Dataset items:
----------------------------------------
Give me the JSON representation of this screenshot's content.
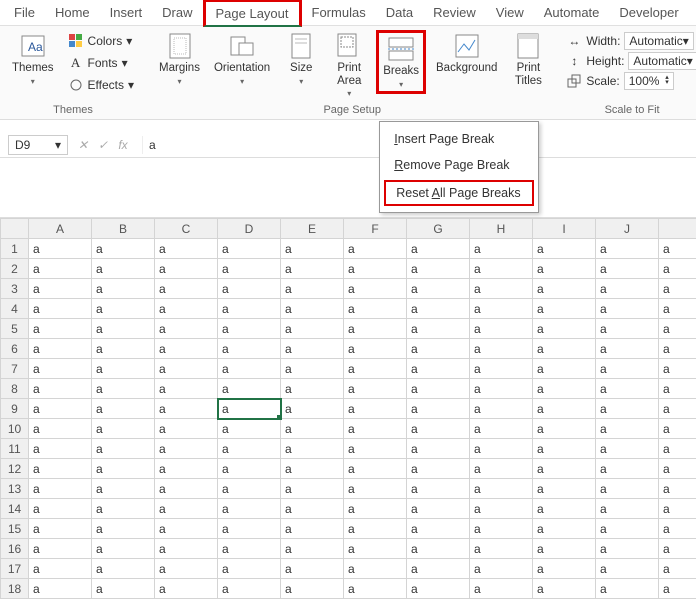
{
  "tabs": [
    "File",
    "Home",
    "Insert",
    "Draw",
    "Page Layout",
    "Formulas",
    "Data",
    "Review",
    "View",
    "Automate",
    "Developer"
  ],
  "active_tab": 4,
  "themes": {
    "label": "Themes",
    "themes_btn": "Themes",
    "colors": "Colors",
    "fonts": "Fonts",
    "effects": "Effects"
  },
  "page_setup": {
    "label": "Page Setup",
    "margins": "Margins",
    "orientation": "Orientation",
    "size": "Size",
    "print_area": "Print\nArea",
    "breaks": "Breaks",
    "background": "Background",
    "print_titles": "Print\nTitles"
  },
  "scale": {
    "label": "Scale to Fit",
    "width": "Width:",
    "height": "Height:",
    "scale": "Scale:",
    "width_val": "Automatic",
    "height_val": "Automatic",
    "scale_val": "100%"
  },
  "breaks_menu": {
    "insert": "Insert Page Break",
    "remove": "Remove Page Break",
    "reset": "Reset All Page Breaks"
  },
  "name_box": "D9",
  "formula": "a",
  "selected": {
    "row": 9,
    "col": 4
  },
  "cols": [
    "A",
    "B",
    "C",
    "D",
    "E",
    "F",
    "G",
    "H",
    "I",
    "J",
    ""
  ],
  "rows": 18,
  "cell_value": "a"
}
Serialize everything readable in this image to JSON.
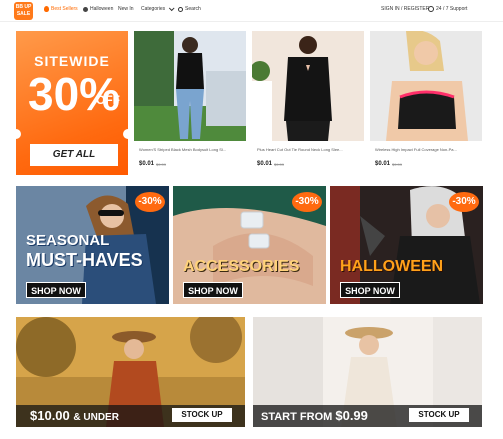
{
  "header": {
    "logo": "BB UP SALE",
    "nav": [
      "Best Sellers",
      "Halloween",
      "New In",
      "Categories"
    ],
    "search": "Search",
    "signin": "SIGN IN / REGISTER",
    "support": "24 / 7 Support"
  },
  "promo": {
    "line1": "SITEWIDE",
    "percent": "30%",
    "off": "OFF",
    "button": "GET ALL"
  },
  "products": [
    {
      "title": "Women'S Striped Black Mesh Bodysuit Long Sl...",
      "price": "$0.01",
      "orig": "$9.99"
    },
    {
      "title": "Plus Heart Cut Out Tie Round Neck Long Slee...",
      "price": "$0.01",
      "orig": "$9.99"
    },
    {
      "title": "Wireless High Impact Full Coverage Non-Pa...",
      "price": "$0.01",
      "orig": "$9.99"
    }
  ],
  "banners": [
    {
      "tag": "-30%",
      "line1": "SEASONAL",
      "line2": "MUST-HAVES",
      "button": "SHOP NOW"
    },
    {
      "tag": "-30%",
      "line1": "ACCESSORIES",
      "button": "SHOP NOW"
    },
    {
      "tag": "-30%",
      "line1": "HALLOWEEN",
      "button": "SHOP NOW"
    }
  ],
  "bottom": [
    {
      "price": "$10.00",
      "suffix": "& UNDER",
      "button": "STOCK UP"
    },
    {
      "prefix": "START FROM",
      "price": "$0.99",
      "button": "STOCK UP"
    }
  ],
  "colors": {
    "accent": "#ff6a10"
  }
}
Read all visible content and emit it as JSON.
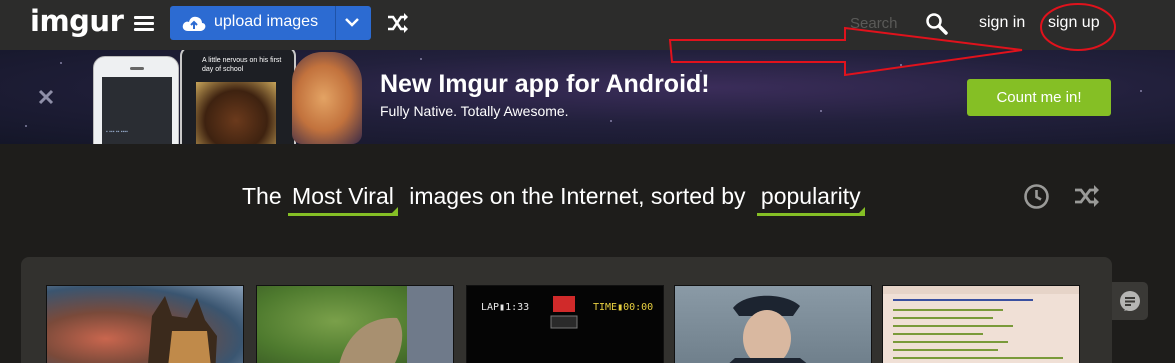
{
  "header": {
    "logo": "imgur",
    "upload_label": "upload images",
    "search_placeholder": "Search",
    "signin_label": "sign in",
    "signup_label": "sign up"
  },
  "banner": {
    "title": "New Imgur app for Android!",
    "subtitle": "Fully Native. Totally Awesome.",
    "cta_label": "Count me in!",
    "phone_caption": "A little nervous on his first day of school"
  },
  "gallery_header": {
    "prefix": "The",
    "section": "Most Viral",
    "middle": "images on the Internet, sorted by",
    "sort": "popularity"
  },
  "colors": {
    "upload_blue": "#2c6bd2",
    "accent_green": "#85bf25",
    "annotation_red": "#e0121c"
  },
  "icons": [
    "menu-icon",
    "cloud-upload-icon",
    "chevron-down-icon",
    "shuffle-icon",
    "search-icon",
    "close-icon",
    "clock-icon",
    "comment-icon"
  ],
  "thumbnails": [
    {
      "kind": "dogs"
    },
    {
      "kind": "squirrel"
    },
    {
      "kind": "game"
    },
    {
      "kind": "police"
    },
    {
      "kind": "text-post"
    }
  ]
}
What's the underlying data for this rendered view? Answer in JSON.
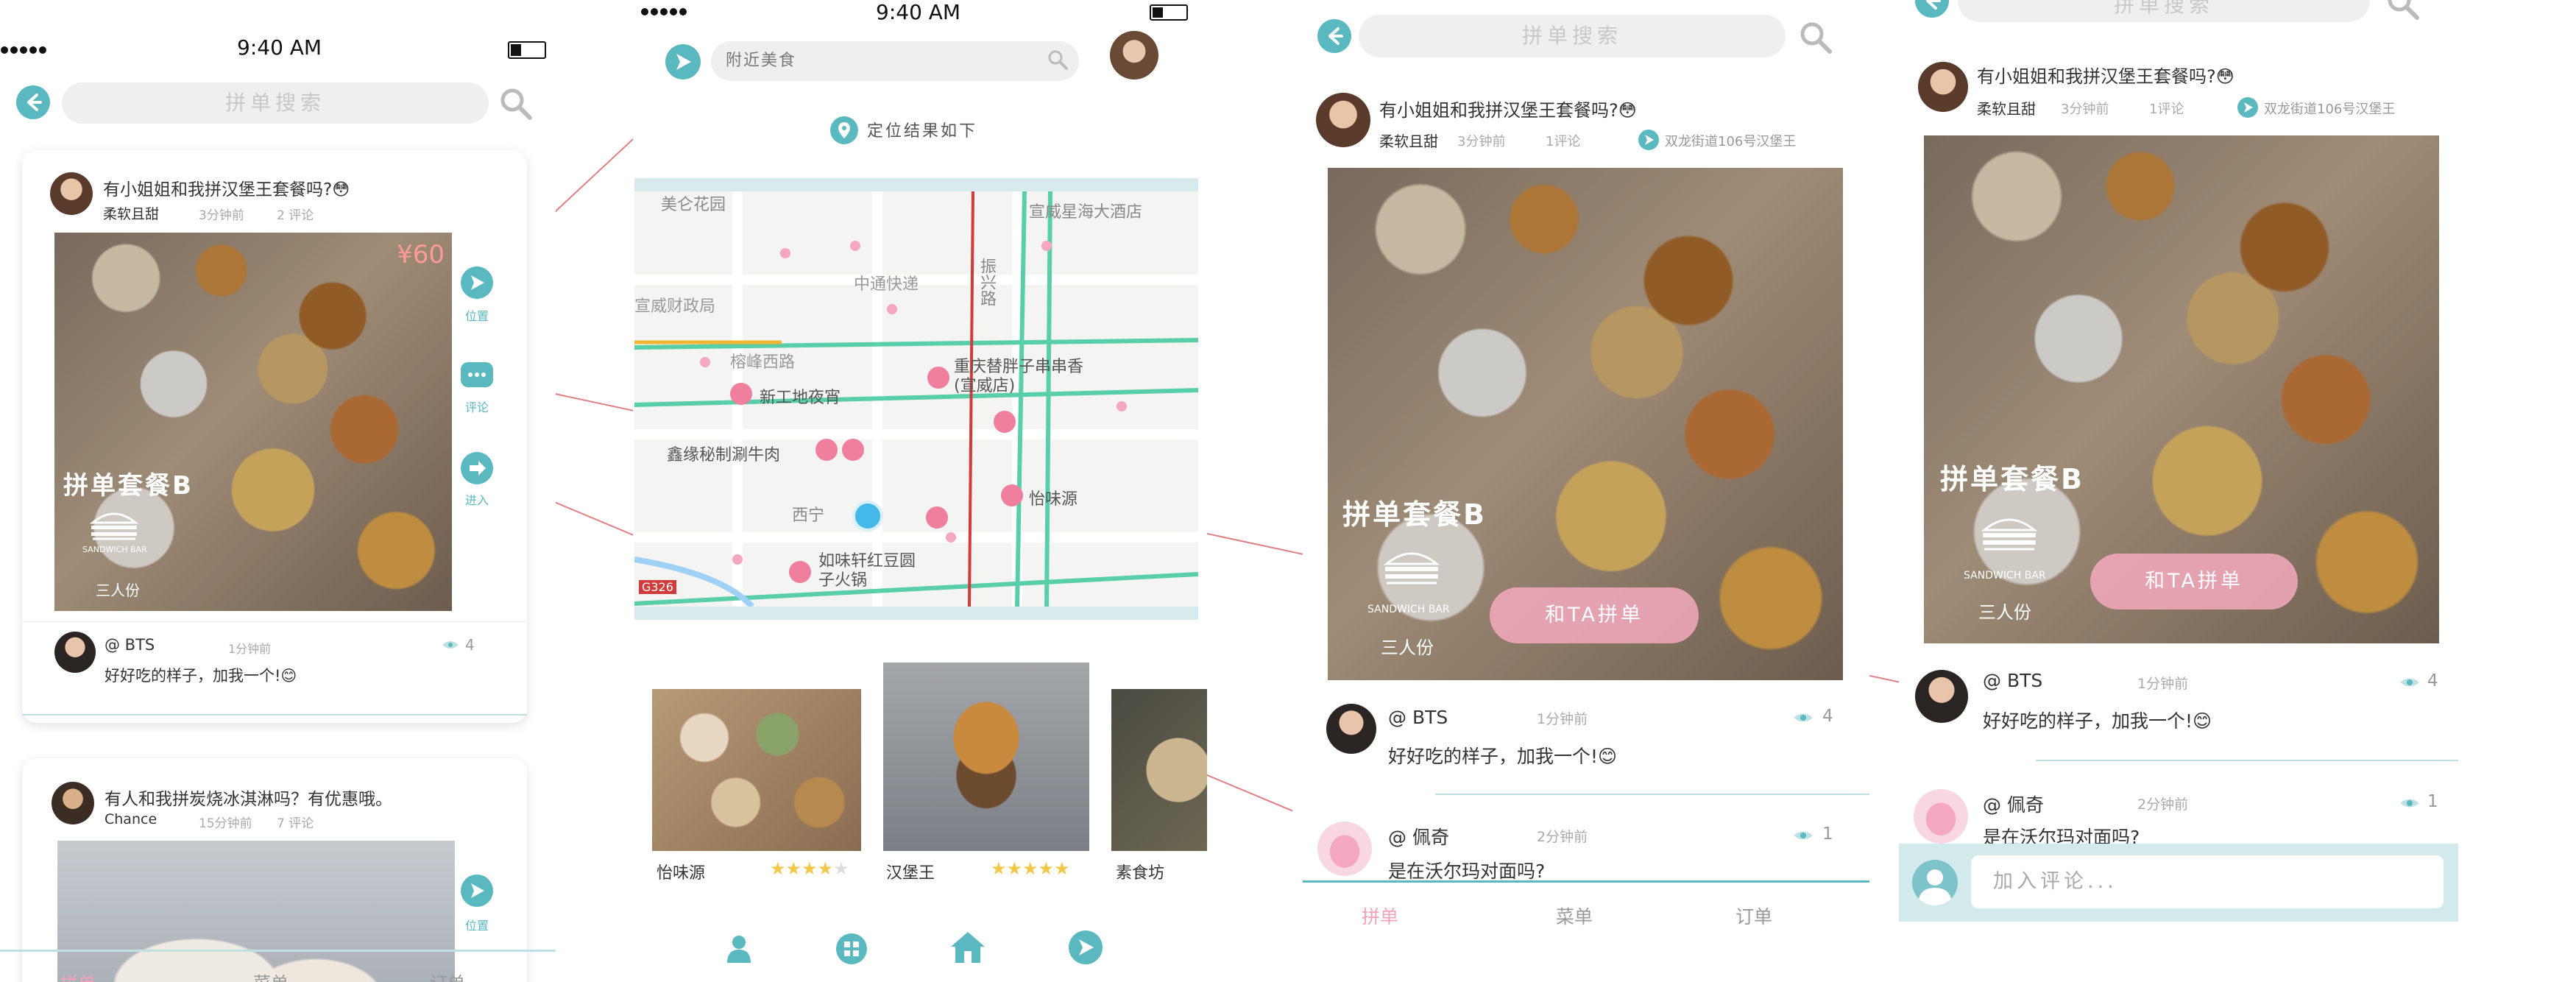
{
  "colors": {
    "teal": "#5ab9c0",
    "pink": "#f2a3b7",
    "price": "#ff9a9a",
    "line": "#e07f82"
  },
  "status": {
    "time": "9:40 AM"
  },
  "screen1": {
    "search_placeholder": "拼单搜索",
    "post1": {
      "title": "有小姐姐和我拼汉堡王套餐吗?😳",
      "user": "柔软且甜",
      "time": "3分钟前",
      "comments": "2 评论",
      "price": "¥60",
      "set_name": "拼单套餐B",
      "brand": "SANDWICH BAR",
      "portion": "三人份",
      "actions": [
        "位置",
        "评论",
        "进入"
      ],
      "comment": {
        "user": "@ BTS",
        "time": "1分钟前",
        "views": "4",
        "text": "好好吃的样子，加我一个!😊"
      }
    },
    "post2": {
      "title": "有人和我拼炭烧冰淇淋吗？有优惠哦。",
      "user": "Chance",
      "time": "15分钟前",
      "comments": "7 评论",
      "action": "位置"
    },
    "tabs": [
      "拼单",
      "菜单",
      "订单"
    ]
  },
  "screen2": {
    "search_placeholder": "附近美食",
    "location_result": "定位结果如下",
    "map_labels": [
      "美仑花园",
      "宣威星海大酒店",
      "中通快递",
      "振兴路",
      "宣威财政局",
      "榕峰西路",
      "新工地夜宵",
      "重庆替胖子串串香(宣威店)",
      "鑫缘秘制涮牛肉",
      "怡味源",
      "西宁",
      "如味轩红豆圆子火锅",
      "G326"
    ],
    "restaurants": [
      {
        "name": "怡味源",
        "rating": 4
      },
      {
        "name": "汉堡王",
        "rating": 5
      },
      {
        "name": "素食坊",
        "rating": 0
      }
    ]
  },
  "screen3": {
    "search_placeholder": "拼单搜索",
    "post": {
      "title": "有小姐姐和我拼汉堡王套餐吗?😳",
      "user": "柔软且甜",
      "time": "3分钟前",
      "comments": "1评论",
      "location": "双龙街道106号汉堡王",
      "set_name": "拼单套餐B",
      "brand": "SANDWICH BAR",
      "portion": "三人份",
      "join_button": "和TA拼单"
    },
    "comments": [
      {
        "user": "@ BTS",
        "time": "1分钟前",
        "views": "4",
        "text": "好好吃的样子，加我一个!😊"
      },
      {
        "user": "@ 佩奇",
        "time": "2分钟前",
        "views": "1",
        "text": "是在沃尔玛对面吗?"
      }
    ],
    "tabs": [
      "拼单",
      "菜单",
      "订单"
    ]
  },
  "screen4": {
    "search_placeholder": "拼单搜索",
    "post": {
      "title": "有小姐姐和我拼汉堡王套餐吗?😳",
      "user": "柔软且甜",
      "time": "3分钟前",
      "comments": "1评论",
      "location": "双龙街道106号汉堡王",
      "set_name": "拼单套餐B",
      "brand": "SANDWICH BAR",
      "portion": "三人份",
      "join_button": "和TA拼单"
    },
    "comments": [
      {
        "user": "@ BTS",
        "time": "1分钟前",
        "views": "4",
        "text": "好好吃的样子，加我一个!😊"
      },
      {
        "user": "@ 佩奇",
        "time": "2分钟前",
        "views": "1",
        "text": "是在沃尔玛对面吗?"
      }
    ],
    "comment_placeholder": "加入评论..."
  }
}
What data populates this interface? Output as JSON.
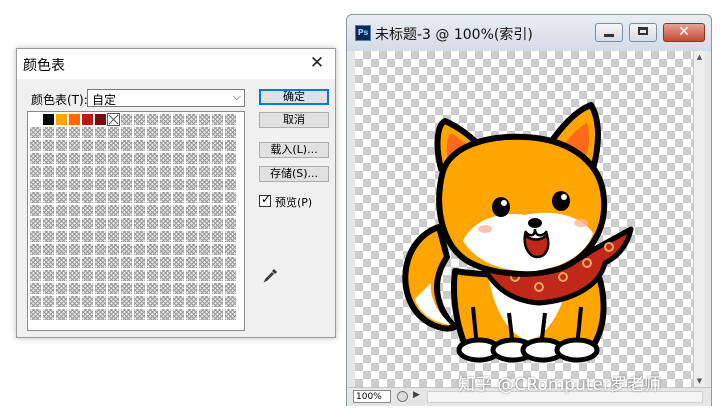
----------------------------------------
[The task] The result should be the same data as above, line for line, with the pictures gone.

[Written response]
Give me the JSON representation of this screenshot's content.
{
  "tabs": [
    "File",
    "Home",
    "Insert",
    "Draw",
    "Page Layout",
    "Formulas",
    "Data",
    "Review",
    "View",
    "Automate",
    "Developer"
  ],
  "active_tab": 4,
  "themes": {
    "label": "Themes",
    "themes_btn": "Themes",
    "colors": "Colors",
    "fonts": "Fonts",
    "effects": "Effects"
  },
  "page_setup": {
    "label": "Page Setup",
    "margins": "Margins",
    "orientation": "Orientation",
    "size": "Size",
    "print_area": "Print\nArea",
    "breaks": "Breaks",
    "background": "Background",
    "print_titles": "Print\nTitles"
  },
  "scale": {
    "label": "Scale to Fit",
    "width": "Width:",
    "height": "Height:",
    "scale": "Scale:",
    "width_val": "Automatic",
    "height_val": "Automatic",
    "scale_val": "100%"
  },
  "breaks_menu": {
    "insert": "Insert Page Break",
    "remove": "Remove Page Break",
    "reset": "Reset All Page Breaks"
  },
  "name_box": "D9",
  "formula": "a",
  "selected": {
    "row": 9,
    "col": 4
  },
  "cols": [
    "A",
    "B",
    "C",
    "D",
    "E",
    "F",
    "G",
    "H",
    "I",
    "J",
    ""
  ],
  "rows": 18,
  "cell_value": "a"
}
Serialize everything readable in this image to JSON.
{
  "header": {
    "logo": "BB UP SALE",
    "nav": [
      "Best Sellers",
      "Halloween",
      "New In",
      "Categories"
    ],
    "search": "Search",
    "signin": "SIGN IN / REGISTER",
    "support": "24 / 7 Support"
  },
  "promo": {
    "line1": "SITEWIDE",
    "percent": "30%",
    "off": "OFF",
    "button": "GET ALL"
  },
  "products": [
    {
      "title": "Women'S Striped Black Mesh Bodysuit Long Sl...",
      "price": "$0.01",
      "orig": "$9.99"
    },
    {
      "title": "Plus Heart Cut Out Tie Round Neck Long Slee...",
      "price": "$0.01",
      "orig": "$9.99"
    },
    {
      "title": "Wireless High Impact Full Coverage Non-Pa...",
      "price": "$0.01",
      "orig": "$9.99"
    }
  ],
  "banners": [
    {
      "tag": "-30%",
      "line1": "SEASONAL",
      "line2": "MUST-HAVES",
      "button": "SHOP NOW"
    },
    {
      "tag": "-30%",
      "line1": "ACCESSORIES",
      "button": "SHOP NOW"
    },
    {
      "tag": "-30%",
      "line1": "HALLOWEEN",
      "button": "SHOP NOW"
    }
  ],
  "bottom": [
    {
      "price": "$10.00",
      "suffix": "& UNDER",
      "button": "STOCK UP"
    },
    {
      "prefix": "START FROM",
      "price": "$0.99",
      "button": "STOCK UP"
    }
  ],
  "colors": {
    "accent": "#ff6a10"
  }
}
Read all visible content and emit it as JSON.
{
  "header": {
    "logo": "imgur",
    "upload_label": "upload images",
    "search_placeholder": "Search",
    "signin_label": "sign in",
    "signup_label": "sign up"
  },
  "banner": {
    "title": "New Imgur app for Android!",
    "subtitle": "Fully Native. Totally Awesome.",
    "cta_label": "Count me in!",
    "phone_caption": "A little nervous on his first day of school"
  },
  "gallery_header": {
    "prefix": "The",
    "section": "Most Viral",
    "middle": "images on the Internet, sorted by",
    "sort": "popularity"
  },
  "colors": {
    "upload_blue": "#2c6bd2",
    "accent_green": "#85bf25",
    "annotation_red": "#e0121c"
  },
  "icons": [
    "menu-icon",
    "cloud-upload-icon",
    "chevron-down-icon",
    "shuffle-icon",
    "search-icon",
    "close-icon",
    "clock-icon",
    "comment-icon"
  ],
  "thumbnails": [
    {
      "kind": "dogs"
    },
    {
      "kind": "squirrel"
    },
    {
      "kind": "game"
    },
    {
      "kind": "police"
    },
    {
      "kind": "text-post"
    }
  ]
}
What's the underlying data for this rendered view? Answer in JSON.
{
  "colors": {
    "teal": "#5ab9c0",
    "pink": "#f2a3b7",
    "price": "#ff9a9a",
    "line": "#e07f82"
  },
  "status": {
    "time": "9:40 AM"
  },
  "screen1": {
    "search_placeholder": "拼单搜索",
    "post1": {
      "title": "有小姐姐和我拼汉堡王套餐吗?😳",
      "user": "柔软且甜",
      "time": "3分钟前",
      "comments": "2 评论",
      "price": "¥60",
      "set_name": "拼单套餐B",
      "brand": "SANDWICH BAR",
      "portion": "三人份",
      "actions": [
        "位置",
        "评论",
        "进入"
      ],
      "comment": {
        "user": "@ BTS",
        "time": "1分钟前",
        "views": "4",
        "text": "好好吃的样子，加我一个!😊"
      }
    },
    "post2": {
      "title": "有人和我拼炭烧冰淇淋吗？有优惠哦。",
      "user": "Chance",
      "time": "15分钟前",
      "comments": "7 评论",
      "action": "位置"
    },
    "tabs": [
      "拼单",
      "菜单",
      "订单"
    ]
  },
  "screen2": {
    "search_placeholder": "附近美食",
    "location_result": "定位结果如下",
    "map_labels": [
      "美仑花园",
      "宣威星海大酒店",
      "中通快递",
      "振兴路",
      "宣威财政局",
      "榕峰西路",
      "新工地夜宵",
      "重庆替胖子串串香(宣威店)",
      "鑫缘秘制涮牛肉",
      "怡味源",
      "西宁",
      "如味轩红豆圆子火锅",
      "G326"
    ],
    "restaurants": [
      {
        "name": "怡味源",
        "rating": 4
      },
      {
        "name": "汉堡王",
        "rating": 5
      },
      {
        "name": "素食坊",
        "rating": 0
      }
    ]
  },
  "screen3": {
    "search_placeholder": "拼单搜索",
    "post": {
      "title": "有小姐姐和我拼汉堡王套餐吗?😳",
      "user": "柔软且甜",
      "time": "3分钟前",
      "comments": "1评论",
      "location": "双龙街道106号汉堡王",
      "set_name": "拼单套餐B",
      "brand": "SANDWICH BAR",
      "portion": "三人份",
      "join_button": "和TA拼单"
    },
    "comments": [
      {
        "user": "@ BTS",
        "time": "1分钟前",
        "views": "4",
        "text": "好好吃的样子，加我一个!😊"
      },
      {
        "user": "@ 佩奇",
        "time": "2分钟前",
        "views": "1",
        "text": "是在沃尔玛对面吗?"
      }
    ],
    "tabs": [
      "拼单",
      "菜单",
      "订单"
    ]
  },
  "screen4": {
    "search_placeholder": "拼单搜索",
    "post": {
      "title": "有小姐姐和我拼汉堡王套餐吗?😳",
      "user": "柔软且甜",
      "time": "3分钟前",
      "comments": "1评论",
      "location": "双龙街道106号汉堡王",
      "set_name": "拼单套餐B",
      "brand": "SANDWICH BAR",
      "portion": "三人份",
      "join_button": "和TA拼单"
    },
    "comments": [
      {
        "user": "@ BTS",
        "time": "1分钟前",
        "views": "4",
        "text": "好好吃的样子，加我一个!😊"
      },
      {
        "user": "@ 佩奇",
        "time": "2分钟前",
        "views": "1",
        "text": "是在沃尔玛对面吗?"
      }
    ],
    "comment_placeholder": "加入评论..."
  }
}
What data populates this interface? Output as JSON.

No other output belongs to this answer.